Amid the noisy backdrop of American political life, a textile artist working in the Southwest desert has been quietly gathering works by artists and community members eager to counter partisan politics with civil conversations. Ann Morton, a Phoenix-based artist whose work often explores social, cultural, and political themes, is centering the voices of artists and other community members through a participatory art engagement called “Violet Protest.” Its title, created before the violence against Black bodies that moved millions to march in the streets in recent months, is a play on words. By removing a single letter from the word “violent,” the artist signals her intention to create a space for non-violent protest.
Using networks of artists and social media spaces, Morton put out the call for 8-inch-by-8-inch fabric squares created with relatively equal parts of red and blue, her color choices reflecting the ways the two colors have become associated with our two major political parties. She asked makers to submit designs reflecting core values she identifies with democratic life: respect for the other, citizenship, compassion, country over party and corporate influence, courage, candor, compassion, creativity. To date, nearly 12,000 squares have pledged by some 1,600 makers. More than 4,000 of the small fiber works have already arrived at her artist studio, where she’s working to incorporate them into an exhibition scheduled to open next March at the Phoenix Art Museum. She’d envisioned stacking the pieces to create a soft sculpture comprising two letters: U and S. Placed side by side, Morton expects to reveal a rich landscape of purple that harkens to the commonalities at play even amid politics that punctuate division. She’s also planning to show individual squares, paying homage to the work undertaken by individual makers even as she elevates the significance of group action.

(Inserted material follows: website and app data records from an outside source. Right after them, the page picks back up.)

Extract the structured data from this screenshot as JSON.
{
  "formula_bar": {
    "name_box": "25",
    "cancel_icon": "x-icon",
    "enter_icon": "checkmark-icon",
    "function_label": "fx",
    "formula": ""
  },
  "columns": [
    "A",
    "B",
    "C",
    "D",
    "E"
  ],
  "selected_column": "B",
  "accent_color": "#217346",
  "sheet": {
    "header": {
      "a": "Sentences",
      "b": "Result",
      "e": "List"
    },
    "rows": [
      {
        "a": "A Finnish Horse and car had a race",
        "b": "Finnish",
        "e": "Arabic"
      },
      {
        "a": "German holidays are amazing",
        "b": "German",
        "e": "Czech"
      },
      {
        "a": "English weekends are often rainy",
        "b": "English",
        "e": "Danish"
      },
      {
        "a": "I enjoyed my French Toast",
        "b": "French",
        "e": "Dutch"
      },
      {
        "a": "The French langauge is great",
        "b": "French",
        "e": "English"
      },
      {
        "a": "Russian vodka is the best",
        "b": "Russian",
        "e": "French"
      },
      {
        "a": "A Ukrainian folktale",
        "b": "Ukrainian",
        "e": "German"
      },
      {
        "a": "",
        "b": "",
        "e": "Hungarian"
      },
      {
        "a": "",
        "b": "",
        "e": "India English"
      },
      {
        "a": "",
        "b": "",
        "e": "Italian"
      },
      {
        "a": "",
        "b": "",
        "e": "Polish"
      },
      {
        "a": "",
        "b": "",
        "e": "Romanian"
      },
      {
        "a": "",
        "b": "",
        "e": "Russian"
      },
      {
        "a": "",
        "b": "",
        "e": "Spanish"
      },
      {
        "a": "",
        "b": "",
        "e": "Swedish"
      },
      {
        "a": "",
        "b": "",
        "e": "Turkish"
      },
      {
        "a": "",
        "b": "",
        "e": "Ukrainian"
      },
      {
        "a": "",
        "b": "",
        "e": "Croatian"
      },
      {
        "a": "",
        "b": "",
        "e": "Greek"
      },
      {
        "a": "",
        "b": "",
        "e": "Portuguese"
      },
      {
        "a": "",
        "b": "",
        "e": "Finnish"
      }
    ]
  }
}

Launching “Violet Protest” followed years of Morton making political art with a radically different tone. She’s best-known to many for an ongoing series called “Proof-Reading,” which includes cotton handkerchiefs made with white cotton sheeting embroidered with red and blue thread. Typically, these text-based works feature words uttered or tweeted by Donald Trump, but edited to significantly change their meaning. For a group exhibition titled “Blue,” currently on view by appointment at Lisa Sette Gallery, she transforms Trump’s utterance about COVID-19 “disappearing one day like a miracle” to suggest that the miracle would actually be Trump disappearing. By contrast, “Violet Protest” is firmly grounded in members of the community, reflecting the ways community members can create and shift narratives to decenter voices of division and hate.
Morton hadn’t expected that this new collective action would happen during a significant period of societal upheaval. But here we are, with a raging pandemic for which masks have become a signifier of choosing a political side rather than a precautionary health measure; and the heightened rage and grief wrought by acts of individual and systemic injustice against people of color. But the impact of recent events, from Black Lives Matter protests to the deaths of John Lewis and Ruth Bader Ginsburg, are reflected in several of the textile works submitted for “Violet Protest,” a fact that deepens their meaning for the artist who set about fostering a creative space where commonality would diminish division. She’s extended the project’s timeline, giving participants greater opportunity to reflect a wider arc of history, especially in the context of conflicting post-election impulses between division and unity.
There’s a final element of this collective act, which will transpire after the exhibition. Morton plans to send several of these small, modest works to every member of the 117th Congress in late 2021, as a way to convey the values at its core and drive greater expressions of bipartisanship. It remains to be seen whether “Violet Protest” can impact the political landscape at this scale, but the robust response by those who’ve lent their time and positive intentions offers hope that despite the dangerous din of hyper-partisans, unifiers are quietly working among us — and they have power.